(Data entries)

-------------------------

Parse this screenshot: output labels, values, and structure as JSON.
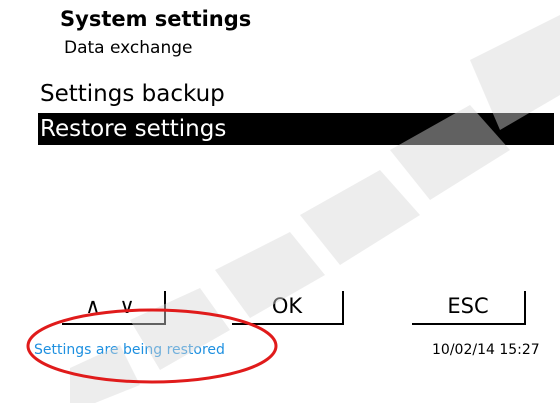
{
  "header": {
    "title": "System settings",
    "subtitle": "Data exchange"
  },
  "menu": {
    "items": [
      {
        "label": "Settings backup",
        "selected": false
      },
      {
        "label": "Restore settings",
        "selected": true
      }
    ]
  },
  "softkeys": {
    "updown_label": "∧ ∨",
    "ok_label": "OK",
    "esc_label": "ESC"
  },
  "status": {
    "message": "Settings are being restored",
    "message_color": "#1e90e0",
    "datetime": "10/02/14 15:27"
  },
  "annotation": {
    "color": "#e01b1b"
  },
  "colors": {
    "background": "#ffffff",
    "highlight": "#000000",
    "highlight_text": "#ffffff"
  }
}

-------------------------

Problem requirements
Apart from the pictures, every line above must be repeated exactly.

Solution to this problem
Parse this screenshot: output labels, values, and structure as JSON.
{
  "header": {
    "title": "System settings",
    "subtitle": "Data exchange"
  },
  "menu": {
    "items": [
      {
        "label": "Settings backup",
        "selected": false
      },
      {
        "label": "Restore settings",
        "selected": true
      }
    ]
  },
  "softkeys": {
    "updown_label": "∧ ∨",
    "ok_label": "OK",
    "esc_label": "ESC"
  },
  "status": {
    "message": "Settings are being restored",
    "message_color": "#1e90e0",
    "datetime": "10/02/14 15:27"
  },
  "annotation": {
    "color": "#e01b1b"
  },
  "colors": {
    "background": "#ffffff",
    "highlight": "#000000",
    "highlight_text": "#ffffff"
  }
}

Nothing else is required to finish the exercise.